We braved the biting cold and travelled up to Durham at the weekend for the 2013 Lumiere Festival. I was so excited as it’s one of the largest and most prominent light art festivals in the UK at the moment and one of great inspiration for my practice.

This year they ticketed (free) the central portion of the festival from between 4.30 and 7.30 in order to manage the crowds at the busiest times. We didn’t have tickets for this so we wandered around the outer exhibits first.

Litre of Light by Mick Stephenson

Litre of Light by Mick Stephenson

The pieces which particularly impressed me were ‘Litre of Light’ an extremely simple but effective way of using an old plastic bottle, refracted sunshine, water and chlorine to make a 55-watt solar bulb. The invention is being used to bring cheap and effective light sources to windowless dwellings across the world, it truly is a remarkable thing. The presentation here was done by Mick Stephenson. Lots of bottles had been decorated in coloured pen and placed in clustered in the walls and ceiling to create glowing growths like stalactites in a deep, dark cave. 
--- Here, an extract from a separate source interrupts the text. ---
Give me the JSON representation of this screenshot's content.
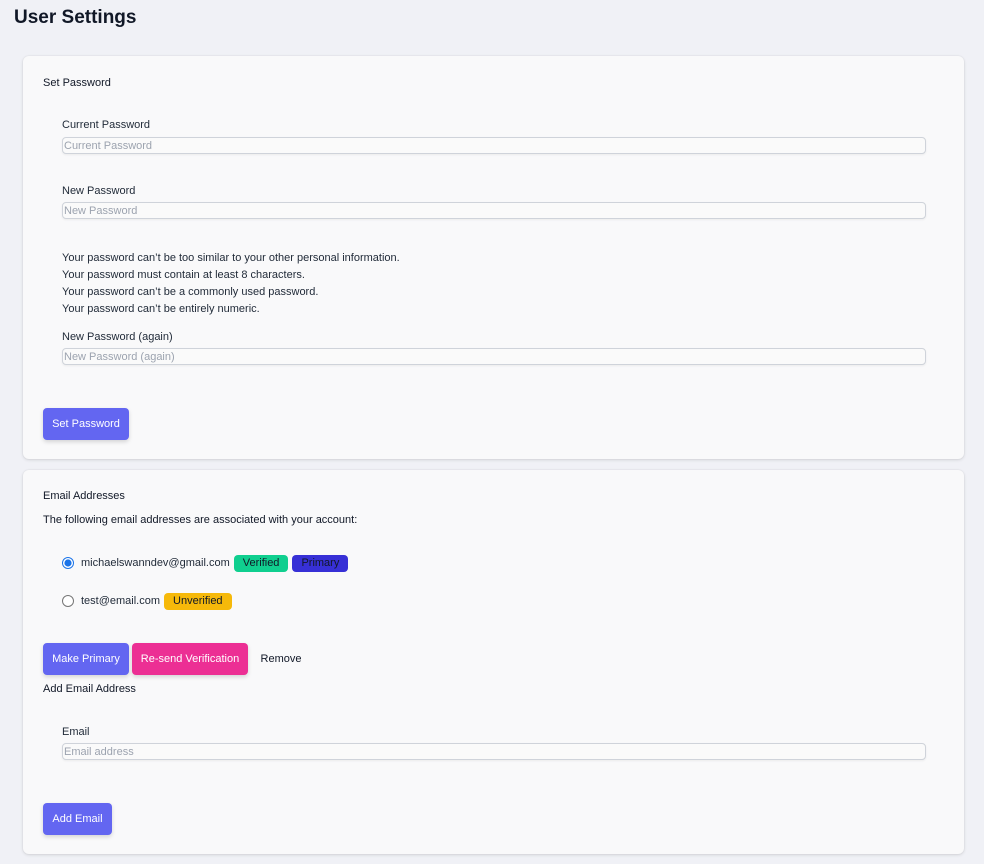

Platonic Spin by Nathaniel Rackowe

Platonic Spin by Nathaniel Rackowe

The floating interlocking rectangles of light of ‘Platonic Spin’ by Nathaniel Rackowe in the Crown Court Gardens were a quiet and uncanny beauty to come across. They drew out sequences in light which burned into your temporary visual memory to mesmerising effect.
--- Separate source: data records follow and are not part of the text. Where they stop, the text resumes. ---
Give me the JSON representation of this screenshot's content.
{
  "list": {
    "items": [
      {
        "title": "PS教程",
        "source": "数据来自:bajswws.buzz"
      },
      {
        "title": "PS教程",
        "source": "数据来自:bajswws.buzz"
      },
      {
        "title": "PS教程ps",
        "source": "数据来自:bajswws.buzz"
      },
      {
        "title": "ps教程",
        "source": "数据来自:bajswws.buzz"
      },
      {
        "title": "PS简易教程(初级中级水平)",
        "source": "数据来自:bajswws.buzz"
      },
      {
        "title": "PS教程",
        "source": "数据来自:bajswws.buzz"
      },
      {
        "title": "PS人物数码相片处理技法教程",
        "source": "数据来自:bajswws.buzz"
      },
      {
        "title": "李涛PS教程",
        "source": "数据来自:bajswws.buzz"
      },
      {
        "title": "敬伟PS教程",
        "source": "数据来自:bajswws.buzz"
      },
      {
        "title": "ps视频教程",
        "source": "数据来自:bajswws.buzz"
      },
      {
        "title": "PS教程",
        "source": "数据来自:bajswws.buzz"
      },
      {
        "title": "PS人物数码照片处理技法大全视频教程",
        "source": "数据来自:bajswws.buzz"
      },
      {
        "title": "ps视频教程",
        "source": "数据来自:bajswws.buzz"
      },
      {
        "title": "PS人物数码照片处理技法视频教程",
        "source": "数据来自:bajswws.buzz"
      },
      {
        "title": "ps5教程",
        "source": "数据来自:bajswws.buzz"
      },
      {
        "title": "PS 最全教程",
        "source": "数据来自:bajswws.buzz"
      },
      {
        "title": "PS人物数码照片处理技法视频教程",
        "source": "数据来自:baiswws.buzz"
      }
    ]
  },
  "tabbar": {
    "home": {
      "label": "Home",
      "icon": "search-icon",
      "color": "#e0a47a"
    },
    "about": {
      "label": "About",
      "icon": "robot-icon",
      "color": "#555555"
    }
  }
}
[M]ondes by Atsara

[M]ondes by Atsara

By far my favourite piece was [M]ondes by Atsara in the central area of the festival. We waited in line for over an hour to get in as the crowds of people seemed to overwhelm the city, with more and more arriving all the time (testament to Lumiere’s popularity). It was worth the wait though as the light sculpture flickered like fireflies buzzing over the gardens accompanied by ephemeral voluminous light projections marking out hypnotic shapes and spaces in the rest of the garden.

I certainly love Lumiere, but I wonder how it will cope with the ever increasing crowds for next time. Last time there were a lot of people but in general we were able to amble around at leisure and happen upon pieces of work rather than being so guided (in the central zone).

I think the organisers, Artichoke, did what they could to manage the crowds, but when something is so astoundingly popular but the size of the city is so small in comparison, I wonder if eventually Durham Lumiere will become a victim of its own success. I certainly hope not. Its popularity shows the growing public love of light art and it’s wonderful to know that there are so many people who are also fascinated and delighted by the wonder that is light and all of its creative and practical possibilities.

This slideshow requires JavaScript.